____ Exercise materials

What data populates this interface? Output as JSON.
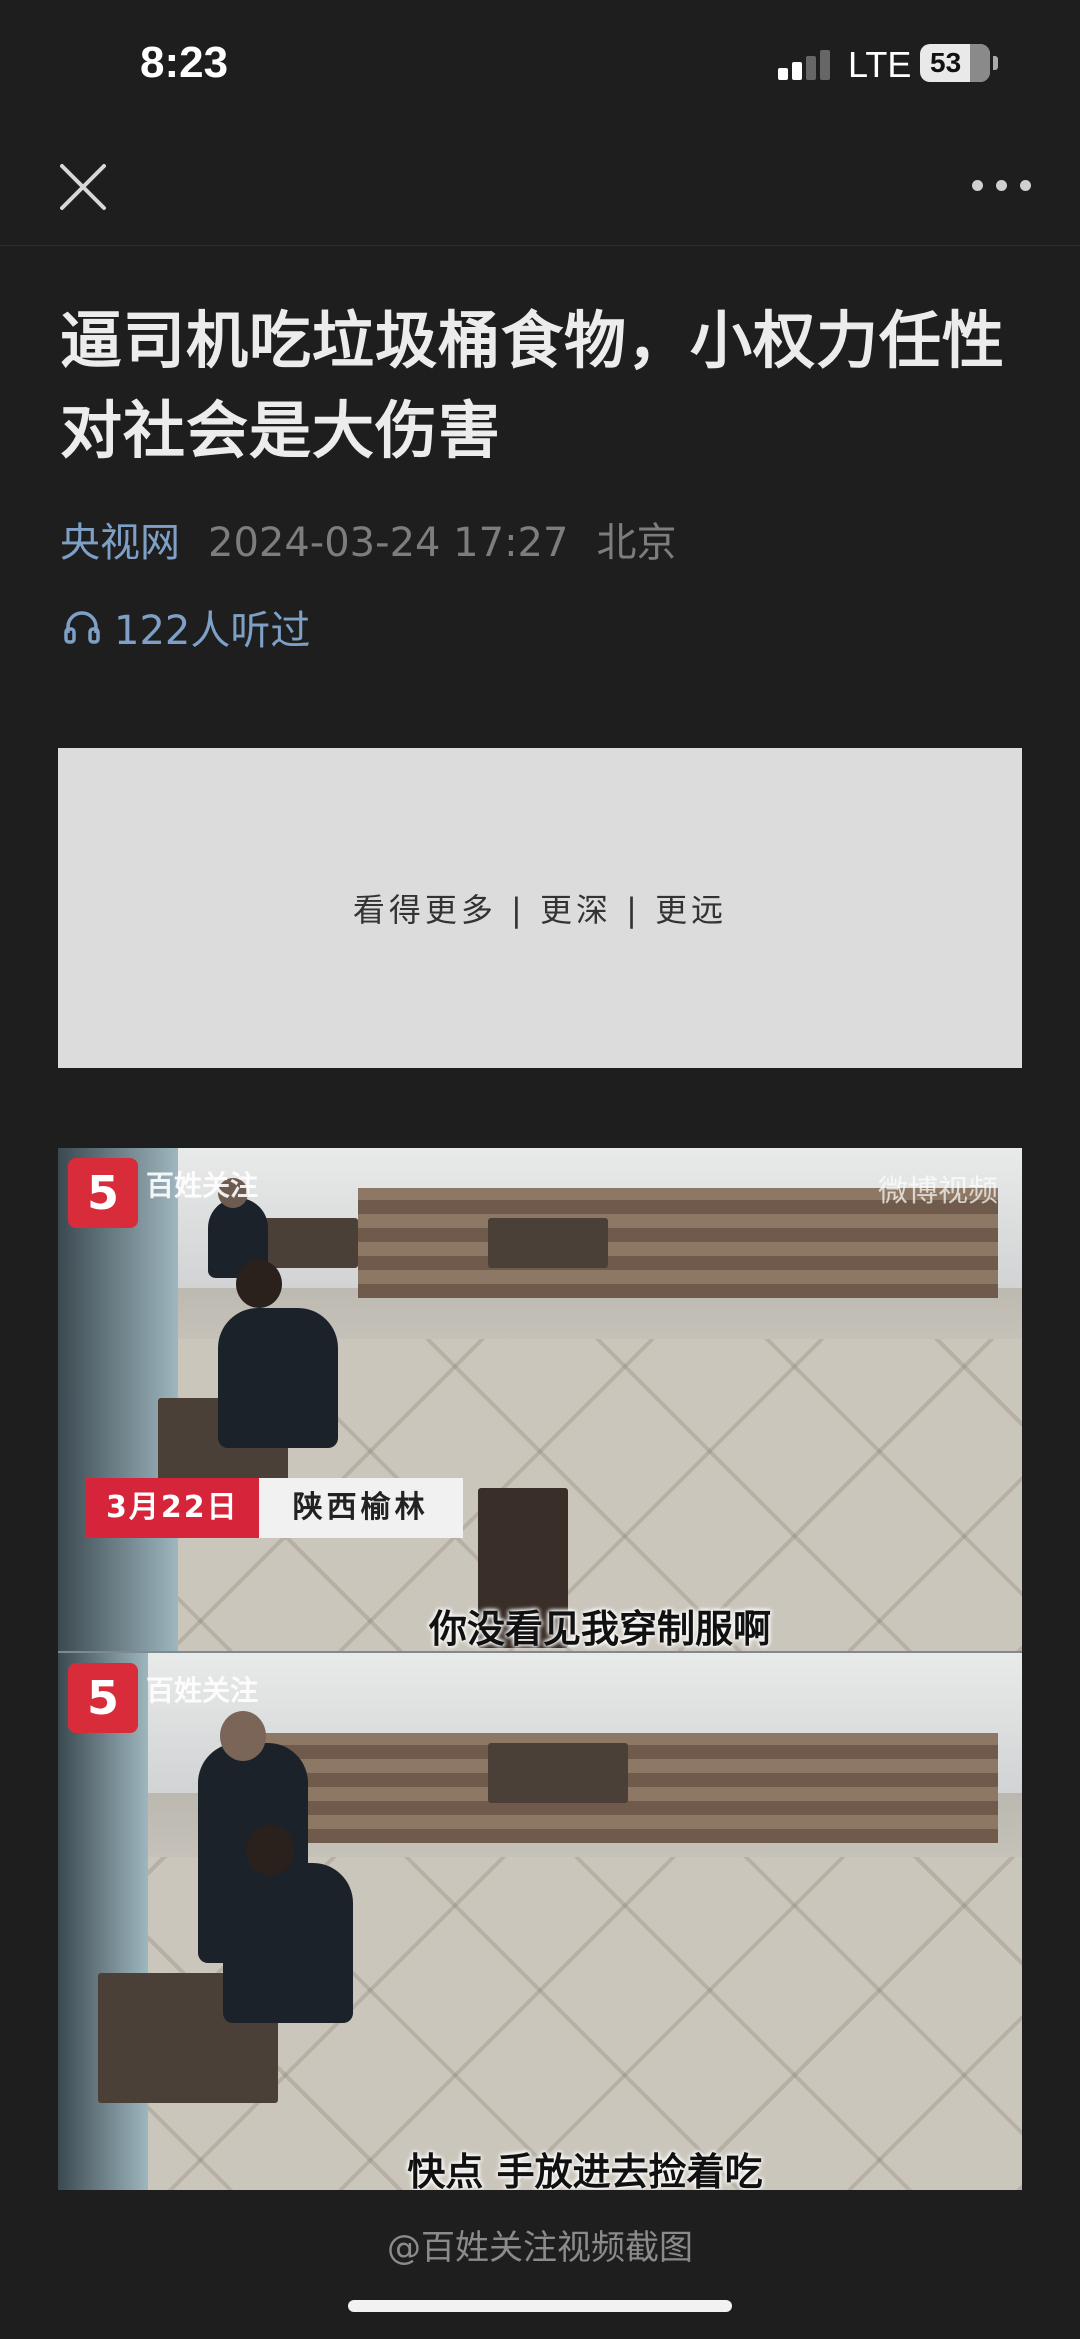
{
  "status_bar": {
    "time": "8:23",
    "network": "LTE",
    "battery": "53"
  },
  "nav": {
    "close_icon": "close-icon",
    "more_icon": "more-dots-icon"
  },
  "article": {
    "title": "逼司机吃垃圾桶食物，小权力任性对社会是大伤害",
    "source": "央视网",
    "date": "2024-03-24 17:27",
    "location": "北京",
    "listen_count": "122人听过"
  },
  "ad": {
    "text": "看得更多 | 更深 | 更远"
  },
  "image": {
    "logo_text": "百姓关注",
    "watermark": "微博视频",
    "date_tag": "3月22日",
    "place_tag": "陕西榆林",
    "subtitle_1": "你没看见我穿制服啊",
    "subtitle_2": "快点 手放进去捡着吃",
    "caption": "@百姓关注视频截图"
  },
  "colors": {
    "background": "#1e1e1f",
    "link_blue": "#7fa0c6",
    "tag_red": "#d6243a"
  }
}
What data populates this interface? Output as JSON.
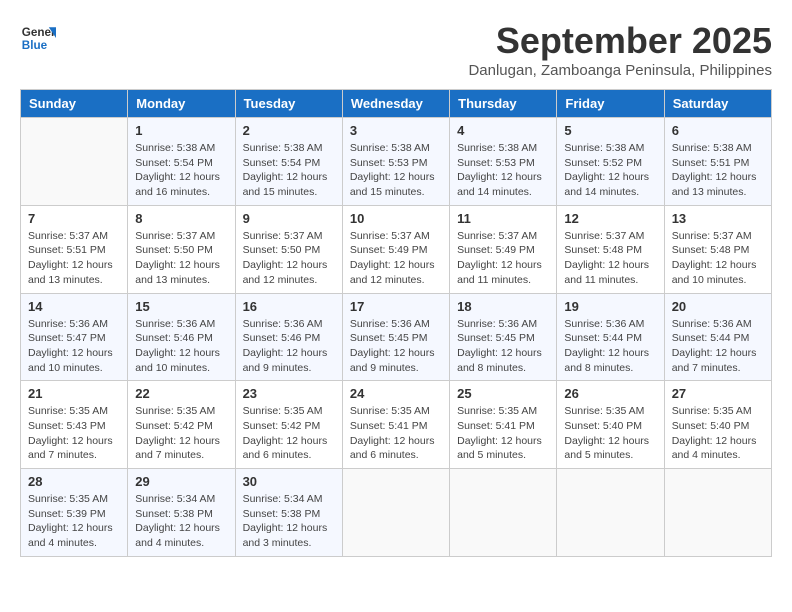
{
  "header": {
    "logo_line1": "General",
    "logo_line2": "Blue",
    "month": "September 2025",
    "location": "Danlugan, Zamboanga Peninsula, Philippines"
  },
  "days_of_week": [
    "Sunday",
    "Monday",
    "Tuesday",
    "Wednesday",
    "Thursday",
    "Friday",
    "Saturday"
  ],
  "weeks": [
    [
      {
        "day": "",
        "content": ""
      },
      {
        "day": "1",
        "content": "Sunrise: 5:38 AM\nSunset: 5:54 PM\nDaylight: 12 hours\nand 16 minutes."
      },
      {
        "day": "2",
        "content": "Sunrise: 5:38 AM\nSunset: 5:54 PM\nDaylight: 12 hours\nand 15 minutes."
      },
      {
        "day": "3",
        "content": "Sunrise: 5:38 AM\nSunset: 5:53 PM\nDaylight: 12 hours\nand 15 minutes."
      },
      {
        "day": "4",
        "content": "Sunrise: 5:38 AM\nSunset: 5:53 PM\nDaylight: 12 hours\nand 14 minutes."
      },
      {
        "day": "5",
        "content": "Sunrise: 5:38 AM\nSunset: 5:52 PM\nDaylight: 12 hours\nand 14 minutes."
      },
      {
        "day": "6",
        "content": "Sunrise: 5:38 AM\nSunset: 5:51 PM\nDaylight: 12 hours\nand 13 minutes."
      }
    ],
    [
      {
        "day": "7",
        "content": "Sunrise: 5:37 AM\nSunset: 5:51 PM\nDaylight: 12 hours\nand 13 minutes."
      },
      {
        "day": "8",
        "content": "Sunrise: 5:37 AM\nSunset: 5:50 PM\nDaylight: 12 hours\nand 13 minutes."
      },
      {
        "day": "9",
        "content": "Sunrise: 5:37 AM\nSunset: 5:50 PM\nDaylight: 12 hours\nand 12 minutes."
      },
      {
        "day": "10",
        "content": "Sunrise: 5:37 AM\nSunset: 5:49 PM\nDaylight: 12 hours\nand 12 minutes."
      },
      {
        "day": "11",
        "content": "Sunrise: 5:37 AM\nSunset: 5:49 PM\nDaylight: 12 hours\nand 11 minutes."
      },
      {
        "day": "12",
        "content": "Sunrise: 5:37 AM\nSunset: 5:48 PM\nDaylight: 12 hours\nand 11 minutes."
      },
      {
        "day": "13",
        "content": "Sunrise: 5:37 AM\nSunset: 5:48 PM\nDaylight: 12 hours\nand 10 minutes."
      }
    ],
    [
      {
        "day": "14",
        "content": "Sunrise: 5:36 AM\nSunset: 5:47 PM\nDaylight: 12 hours\nand 10 minutes."
      },
      {
        "day": "15",
        "content": "Sunrise: 5:36 AM\nSunset: 5:46 PM\nDaylight: 12 hours\nand 10 minutes."
      },
      {
        "day": "16",
        "content": "Sunrise: 5:36 AM\nSunset: 5:46 PM\nDaylight: 12 hours\nand 9 minutes."
      },
      {
        "day": "17",
        "content": "Sunrise: 5:36 AM\nSunset: 5:45 PM\nDaylight: 12 hours\nand 9 minutes."
      },
      {
        "day": "18",
        "content": "Sunrise: 5:36 AM\nSunset: 5:45 PM\nDaylight: 12 hours\nand 8 minutes."
      },
      {
        "day": "19",
        "content": "Sunrise: 5:36 AM\nSunset: 5:44 PM\nDaylight: 12 hours\nand 8 minutes."
      },
      {
        "day": "20",
        "content": "Sunrise: 5:36 AM\nSunset: 5:44 PM\nDaylight: 12 hours\nand 7 minutes."
      }
    ],
    [
      {
        "day": "21",
        "content": "Sunrise: 5:35 AM\nSunset: 5:43 PM\nDaylight: 12 hours\nand 7 minutes."
      },
      {
        "day": "22",
        "content": "Sunrise: 5:35 AM\nSunset: 5:42 PM\nDaylight: 12 hours\nand 7 minutes."
      },
      {
        "day": "23",
        "content": "Sunrise: 5:35 AM\nSunset: 5:42 PM\nDaylight: 12 hours\nand 6 minutes."
      },
      {
        "day": "24",
        "content": "Sunrise: 5:35 AM\nSunset: 5:41 PM\nDaylight: 12 hours\nand 6 minutes."
      },
      {
        "day": "25",
        "content": "Sunrise: 5:35 AM\nSunset: 5:41 PM\nDaylight: 12 hours\nand 5 minutes."
      },
      {
        "day": "26",
        "content": "Sunrise: 5:35 AM\nSunset: 5:40 PM\nDaylight: 12 hours\nand 5 minutes."
      },
      {
        "day": "27",
        "content": "Sunrise: 5:35 AM\nSunset: 5:40 PM\nDaylight: 12 hours\nand 4 minutes."
      }
    ],
    [
      {
        "day": "28",
        "content": "Sunrise: 5:35 AM\nSunset: 5:39 PM\nDaylight: 12 hours\nand 4 minutes."
      },
      {
        "day": "29",
        "content": "Sunrise: 5:34 AM\nSunset: 5:38 PM\nDaylight: 12 hours\nand 4 minutes."
      },
      {
        "day": "30",
        "content": "Sunrise: 5:34 AM\nSunset: 5:38 PM\nDaylight: 12 hours\nand 3 minutes."
      },
      {
        "day": "",
        "content": ""
      },
      {
        "day": "",
        "content": ""
      },
      {
        "day": "",
        "content": ""
      },
      {
        "day": "",
        "content": ""
      }
    ]
  ]
}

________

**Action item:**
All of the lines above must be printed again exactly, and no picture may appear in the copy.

**Response to the exercise:**
What data populates this interface? Output as JSON.
{
  "status_bar": {
    "time": "8:23",
    "network": "LTE",
    "battery": "53"
  },
  "nav": {
    "close_icon": "close-icon",
    "more_icon": "more-dots-icon"
  },
  "article": {
    "title": "逼司机吃垃圾桶食物，小权力任性对社会是大伤害",
    "source": "央视网",
    "date": "2024-03-24 17:27",
    "location": "北京",
    "listen_count": "122人听过"
  },
  "ad": {
    "text": "看得更多 | 更深 | 更远"
  },
  "image": {
    "logo_text": "百姓关注",
    "watermark": "微博视频",
    "date_tag": "3月22日",
    "place_tag": "陕西榆林",
    "subtitle_1": "你没看见我穿制服啊",
    "subtitle_2": "快点 手放进去捡着吃",
    "caption": "@百姓关注视频截图"
  },
  "colors": {
    "background": "#1e1e1f",
    "link_blue": "#7fa0c6",
    "tag_red": "#d6243a"
  }
}
What data populates this interface? Output as JSON.
{
  "header": {
    "logo_line1": "General",
    "logo_line2": "Blue",
    "month": "September 2025",
    "location": "Danlugan, Zamboanga Peninsula, Philippines"
  },
  "days_of_week": [
    "Sunday",
    "Monday",
    "Tuesday",
    "Wednesday",
    "Thursday",
    "Friday",
    "Saturday"
  ],
  "weeks": [
    [
      {
        "day": "",
        "content": ""
      },
      {
        "day": "1",
        "content": "Sunrise: 5:38 AM\nSunset: 5:54 PM\nDaylight: 12 hours\nand 16 minutes."
      },
      {
        "day": "2",
        "content": "Sunrise: 5:38 AM\nSunset: 5:54 PM\nDaylight: 12 hours\nand 15 minutes."
      },
      {
        "day": "3",
        "content": "Sunrise: 5:38 AM\nSunset: 5:53 PM\nDaylight: 12 hours\nand 15 minutes."
      },
      {
        "day": "4",
        "content": "Sunrise: 5:38 AM\nSunset: 5:53 PM\nDaylight: 12 hours\nand 14 minutes."
      },
      {
        "day": "5",
        "content": "Sunrise: 5:38 AM\nSunset: 5:52 PM\nDaylight: 12 hours\nand 14 minutes."
      },
      {
        "day": "6",
        "content": "Sunrise: 5:38 AM\nSunset: 5:51 PM\nDaylight: 12 hours\nand 13 minutes."
      }
    ],
    [
      {
        "day": "7",
        "content": "Sunrise: 5:37 AM\nSunset: 5:51 PM\nDaylight: 12 hours\nand 13 minutes."
      },
      {
        "day": "8",
        "content": "Sunrise: 5:37 AM\nSunset: 5:50 PM\nDaylight: 12 hours\nand 13 minutes."
      },
      {
        "day": "9",
        "content": "Sunrise: 5:37 AM\nSunset: 5:50 PM\nDaylight: 12 hours\nand 12 minutes."
      },
      {
        "day": "10",
        "content": "Sunrise: 5:37 AM\nSunset: 5:49 PM\nDaylight: 12 hours\nand 12 minutes."
      },
      {
        "day": "11",
        "content": "Sunrise: 5:37 AM\nSunset: 5:49 PM\nDaylight: 12 hours\nand 11 minutes."
      },
      {
        "day": "12",
        "content": "Sunrise: 5:37 AM\nSunset: 5:48 PM\nDaylight: 12 hours\nand 11 minutes."
      },
      {
        "day": "13",
        "content": "Sunrise: 5:37 AM\nSunset: 5:48 PM\nDaylight: 12 hours\nand 10 minutes."
      }
    ],
    [
      {
        "day": "14",
        "content": "Sunrise: 5:36 AM\nSunset: 5:47 PM\nDaylight: 12 hours\nand 10 minutes."
      },
      {
        "day": "15",
        "content": "Sunrise: 5:36 AM\nSunset: 5:46 PM\nDaylight: 12 hours\nand 10 minutes."
      },
      {
        "day": "16",
        "content": "Sunrise: 5:36 AM\nSunset: 5:46 PM\nDaylight: 12 hours\nand 9 minutes."
      },
      {
        "day": "17",
        "content": "Sunrise: 5:36 AM\nSunset: 5:45 PM\nDaylight: 12 hours\nand 9 minutes."
      },
      {
        "day": "18",
        "content": "Sunrise: 5:36 AM\nSunset: 5:45 PM\nDaylight: 12 hours\nand 8 minutes."
      },
      {
        "day": "19",
        "content": "Sunrise: 5:36 AM\nSunset: 5:44 PM\nDaylight: 12 hours\nand 8 minutes."
      },
      {
        "day": "20",
        "content": "Sunrise: 5:36 AM\nSunset: 5:44 PM\nDaylight: 12 hours\nand 7 minutes."
      }
    ],
    [
      {
        "day": "21",
        "content": "Sunrise: 5:35 AM\nSunset: 5:43 PM\nDaylight: 12 hours\nand 7 minutes."
      },
      {
        "day": "22",
        "content": "Sunrise: 5:35 AM\nSunset: 5:42 PM\nDaylight: 12 hours\nand 7 minutes."
      },
      {
        "day": "23",
        "content": "Sunrise: 5:35 AM\nSunset: 5:42 PM\nDaylight: 12 hours\nand 6 minutes."
      },
      {
        "day": "24",
        "content": "Sunrise: 5:35 AM\nSunset: 5:41 PM\nDaylight: 12 hours\nand 6 minutes."
      },
      {
        "day": "25",
        "content": "Sunrise: 5:35 AM\nSunset: 5:41 PM\nDaylight: 12 hours\nand 5 minutes."
      },
      {
        "day": "26",
        "content": "Sunrise: 5:35 AM\nSunset: 5:40 PM\nDaylight: 12 hours\nand 5 minutes."
      },
      {
        "day": "27",
        "content": "Sunrise: 5:35 AM\nSunset: 5:40 PM\nDaylight: 12 hours\nand 4 minutes."
      }
    ],
    [
      {
        "day": "28",
        "content": "Sunrise: 5:35 AM\nSunset: 5:39 PM\nDaylight: 12 hours\nand 4 minutes."
      },
      {
        "day": "29",
        "content": "Sunrise: 5:34 AM\nSunset: 5:38 PM\nDaylight: 12 hours\nand 4 minutes."
      },
      {
        "day": "30",
        "content": "Sunrise: 5:34 AM\nSunset: 5:38 PM\nDaylight: 12 hours\nand 3 minutes."
      },
      {
        "day": "",
        "content": ""
      },
      {
        "day": "",
        "content": ""
      },
      {
        "day": "",
        "content": ""
      },
      {
        "day": "",
        "content": ""
      }
    ]
  ]
}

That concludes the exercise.